→ **Required action**
Count every line of the listing where the string "name" occurs, and reply with the count alone.

→ **Input data**

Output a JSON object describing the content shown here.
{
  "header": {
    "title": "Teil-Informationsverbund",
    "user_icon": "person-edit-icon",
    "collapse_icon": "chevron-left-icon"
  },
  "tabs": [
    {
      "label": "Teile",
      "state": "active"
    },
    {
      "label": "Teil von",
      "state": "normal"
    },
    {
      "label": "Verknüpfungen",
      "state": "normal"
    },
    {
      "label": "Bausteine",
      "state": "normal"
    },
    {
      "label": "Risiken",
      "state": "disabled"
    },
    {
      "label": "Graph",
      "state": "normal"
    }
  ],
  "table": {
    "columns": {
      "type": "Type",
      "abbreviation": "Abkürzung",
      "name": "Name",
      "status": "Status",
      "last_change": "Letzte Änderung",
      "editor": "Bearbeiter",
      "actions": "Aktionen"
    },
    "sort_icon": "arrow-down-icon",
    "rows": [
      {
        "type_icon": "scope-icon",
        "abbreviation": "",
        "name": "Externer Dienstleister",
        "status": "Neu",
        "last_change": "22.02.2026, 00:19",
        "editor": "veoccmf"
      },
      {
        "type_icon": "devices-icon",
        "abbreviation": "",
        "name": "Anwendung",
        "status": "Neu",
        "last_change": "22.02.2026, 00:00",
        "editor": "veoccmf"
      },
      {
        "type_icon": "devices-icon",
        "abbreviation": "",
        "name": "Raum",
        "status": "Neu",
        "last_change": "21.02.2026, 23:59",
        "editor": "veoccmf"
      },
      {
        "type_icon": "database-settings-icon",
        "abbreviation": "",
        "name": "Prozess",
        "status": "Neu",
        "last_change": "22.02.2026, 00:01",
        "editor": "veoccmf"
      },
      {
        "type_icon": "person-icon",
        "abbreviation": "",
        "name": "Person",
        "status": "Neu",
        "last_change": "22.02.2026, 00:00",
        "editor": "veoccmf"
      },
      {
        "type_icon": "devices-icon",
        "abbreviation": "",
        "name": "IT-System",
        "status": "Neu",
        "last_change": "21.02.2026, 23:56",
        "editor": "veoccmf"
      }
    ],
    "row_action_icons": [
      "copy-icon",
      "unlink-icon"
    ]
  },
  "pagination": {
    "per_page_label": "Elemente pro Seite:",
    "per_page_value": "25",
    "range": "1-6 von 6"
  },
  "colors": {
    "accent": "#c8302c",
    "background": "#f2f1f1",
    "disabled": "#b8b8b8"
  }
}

→ **Result for this exercise**
7